The AlloSphere was physically completed in February of 2007. The AlloSphere is situated at one corner of the CNSI building, surrounded by a suite of machine rooms and staging areas for media researchers.

The AlloSphere space consists of a 3-story cube that is treated with extensive sound absorption material making it one of the largest anechoic chambers in the world. Standing inside this chamber is a 5-meter-radius sphere constructed of perforated aluminum that is designed to be optically opaque and acoustically transparent.

There are currently twenty-six high-resolution projectors mounted unobtrusively below the bridge and above the walkway entrance, approaching eye-limited resolution on large areas of the inner surface. The loudspeaker real-time sound synthesis cluster (140 individual speaker elements plus sub-woofers) is/will be suspended behind the aluminum screen resulting in 3-D audio. Computation clusters include simulation, sensor-array processing, real-time video processing for motion-capture and visual computing, render-farm/real-time ray-tracing and radiosity cluster, and content and prototyping environments.

The AlloSphere Research Facility is differentiated from conventional virtual reality environments by its seamless surround-view capabilities and its focus on multiple sensory modalities and interaction. Building the AlloSphere was not an off-the-shelf enterprise. Designing a large-scale multimedia environment to deliver rich, coherent, interactive, high-resolution 3D video and audio streams from voluminous amounts of scientific data, all in real-time, was a non-trivial computational and systems engineering task that involved a significant number of faculty from diverse disciplines. Creating subsequent next generations of the instrument will again require genuine creativity to solve significant research and design challenges.

Professor Kuchera-Morin and her research colleagues and graduate students are now primarily engaged in building the computing platform and interactive display parts of the instrument.

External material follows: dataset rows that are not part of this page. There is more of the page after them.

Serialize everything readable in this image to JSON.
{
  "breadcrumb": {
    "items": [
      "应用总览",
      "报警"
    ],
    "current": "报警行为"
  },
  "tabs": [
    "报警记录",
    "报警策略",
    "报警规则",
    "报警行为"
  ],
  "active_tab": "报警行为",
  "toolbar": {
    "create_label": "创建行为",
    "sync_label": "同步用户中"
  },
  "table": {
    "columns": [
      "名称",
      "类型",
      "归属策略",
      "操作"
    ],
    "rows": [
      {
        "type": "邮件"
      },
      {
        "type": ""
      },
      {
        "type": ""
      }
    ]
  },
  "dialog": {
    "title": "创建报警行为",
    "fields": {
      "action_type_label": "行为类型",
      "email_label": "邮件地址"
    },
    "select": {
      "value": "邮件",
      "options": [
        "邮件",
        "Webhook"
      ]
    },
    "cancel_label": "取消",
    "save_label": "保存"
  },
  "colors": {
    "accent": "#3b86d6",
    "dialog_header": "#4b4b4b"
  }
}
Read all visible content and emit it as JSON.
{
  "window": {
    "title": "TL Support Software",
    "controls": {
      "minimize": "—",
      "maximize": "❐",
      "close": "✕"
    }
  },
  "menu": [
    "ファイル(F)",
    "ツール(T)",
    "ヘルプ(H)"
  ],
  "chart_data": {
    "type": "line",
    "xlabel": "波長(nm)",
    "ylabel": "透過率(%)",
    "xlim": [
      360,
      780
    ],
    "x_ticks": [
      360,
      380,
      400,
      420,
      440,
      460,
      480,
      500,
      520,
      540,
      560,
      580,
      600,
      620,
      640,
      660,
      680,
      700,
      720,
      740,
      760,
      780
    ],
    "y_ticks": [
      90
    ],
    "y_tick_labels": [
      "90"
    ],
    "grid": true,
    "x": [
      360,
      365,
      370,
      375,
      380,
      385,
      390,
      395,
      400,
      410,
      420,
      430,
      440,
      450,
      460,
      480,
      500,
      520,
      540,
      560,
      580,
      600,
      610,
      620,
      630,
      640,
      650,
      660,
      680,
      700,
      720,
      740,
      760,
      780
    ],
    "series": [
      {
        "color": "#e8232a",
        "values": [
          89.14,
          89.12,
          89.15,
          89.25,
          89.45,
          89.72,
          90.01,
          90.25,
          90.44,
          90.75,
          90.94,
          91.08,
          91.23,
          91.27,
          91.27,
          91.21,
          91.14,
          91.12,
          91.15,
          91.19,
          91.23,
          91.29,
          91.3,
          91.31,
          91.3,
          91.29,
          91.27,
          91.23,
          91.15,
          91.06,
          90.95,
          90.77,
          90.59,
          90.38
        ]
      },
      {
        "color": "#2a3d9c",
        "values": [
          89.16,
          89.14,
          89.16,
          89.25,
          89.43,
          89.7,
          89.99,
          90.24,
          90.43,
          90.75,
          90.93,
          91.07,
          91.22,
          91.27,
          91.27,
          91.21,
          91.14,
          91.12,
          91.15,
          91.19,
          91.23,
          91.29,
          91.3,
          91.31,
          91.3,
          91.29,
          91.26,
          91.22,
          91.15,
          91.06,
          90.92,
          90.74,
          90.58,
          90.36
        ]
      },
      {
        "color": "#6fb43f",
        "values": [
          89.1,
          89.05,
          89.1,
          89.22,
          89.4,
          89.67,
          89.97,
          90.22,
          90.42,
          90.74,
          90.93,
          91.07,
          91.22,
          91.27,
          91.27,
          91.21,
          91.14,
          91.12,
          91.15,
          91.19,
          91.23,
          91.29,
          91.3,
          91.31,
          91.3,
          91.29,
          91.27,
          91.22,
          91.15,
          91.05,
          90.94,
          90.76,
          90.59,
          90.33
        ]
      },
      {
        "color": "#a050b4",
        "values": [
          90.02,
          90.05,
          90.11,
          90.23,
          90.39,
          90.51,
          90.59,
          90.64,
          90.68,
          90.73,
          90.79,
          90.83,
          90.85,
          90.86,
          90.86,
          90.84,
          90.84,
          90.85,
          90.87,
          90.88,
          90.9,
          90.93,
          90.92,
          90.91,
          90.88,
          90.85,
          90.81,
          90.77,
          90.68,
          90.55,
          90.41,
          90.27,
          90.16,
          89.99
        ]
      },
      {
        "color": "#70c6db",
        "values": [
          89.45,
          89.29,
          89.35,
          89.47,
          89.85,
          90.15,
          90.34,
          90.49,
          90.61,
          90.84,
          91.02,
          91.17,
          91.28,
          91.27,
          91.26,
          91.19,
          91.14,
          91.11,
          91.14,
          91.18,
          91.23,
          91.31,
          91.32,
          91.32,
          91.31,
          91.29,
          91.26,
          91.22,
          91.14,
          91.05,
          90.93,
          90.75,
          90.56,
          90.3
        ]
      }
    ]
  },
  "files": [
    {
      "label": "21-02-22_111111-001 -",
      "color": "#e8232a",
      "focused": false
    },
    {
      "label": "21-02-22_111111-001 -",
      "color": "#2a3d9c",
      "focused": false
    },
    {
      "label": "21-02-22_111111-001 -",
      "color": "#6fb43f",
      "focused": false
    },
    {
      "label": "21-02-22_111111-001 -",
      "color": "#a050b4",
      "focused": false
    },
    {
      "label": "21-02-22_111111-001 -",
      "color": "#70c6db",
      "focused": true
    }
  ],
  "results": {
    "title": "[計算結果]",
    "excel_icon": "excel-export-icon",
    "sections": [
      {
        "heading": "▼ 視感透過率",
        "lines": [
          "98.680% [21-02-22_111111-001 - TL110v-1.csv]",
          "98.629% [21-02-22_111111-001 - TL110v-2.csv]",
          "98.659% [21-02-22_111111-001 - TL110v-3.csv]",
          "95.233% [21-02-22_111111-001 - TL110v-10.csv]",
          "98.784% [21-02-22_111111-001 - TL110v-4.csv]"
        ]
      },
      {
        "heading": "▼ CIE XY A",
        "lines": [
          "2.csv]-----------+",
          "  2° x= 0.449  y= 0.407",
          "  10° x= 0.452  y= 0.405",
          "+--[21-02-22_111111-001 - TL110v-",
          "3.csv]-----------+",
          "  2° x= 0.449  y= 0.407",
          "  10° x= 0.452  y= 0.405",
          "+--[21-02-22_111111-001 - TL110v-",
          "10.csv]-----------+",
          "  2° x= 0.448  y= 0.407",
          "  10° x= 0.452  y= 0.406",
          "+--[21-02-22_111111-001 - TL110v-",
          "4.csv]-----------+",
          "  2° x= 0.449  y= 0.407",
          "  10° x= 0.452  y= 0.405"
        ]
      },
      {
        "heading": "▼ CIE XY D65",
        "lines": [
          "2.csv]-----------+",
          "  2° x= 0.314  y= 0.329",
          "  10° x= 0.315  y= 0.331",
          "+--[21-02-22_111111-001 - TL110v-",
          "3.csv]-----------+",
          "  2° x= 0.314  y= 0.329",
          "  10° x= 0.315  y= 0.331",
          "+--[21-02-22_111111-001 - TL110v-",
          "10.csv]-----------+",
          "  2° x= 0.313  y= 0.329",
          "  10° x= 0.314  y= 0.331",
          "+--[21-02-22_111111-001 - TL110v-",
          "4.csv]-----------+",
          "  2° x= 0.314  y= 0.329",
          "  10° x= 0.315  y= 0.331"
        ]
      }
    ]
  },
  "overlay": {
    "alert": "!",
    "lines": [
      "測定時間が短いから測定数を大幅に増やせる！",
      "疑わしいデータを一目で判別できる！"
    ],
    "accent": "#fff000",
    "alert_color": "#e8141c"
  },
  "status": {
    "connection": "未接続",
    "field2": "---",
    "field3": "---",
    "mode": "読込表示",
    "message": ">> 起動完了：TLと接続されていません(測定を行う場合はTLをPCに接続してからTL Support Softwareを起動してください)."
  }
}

The AlloSphere is funded in part by the National Science Foundation under grants #0821858 and #0855279.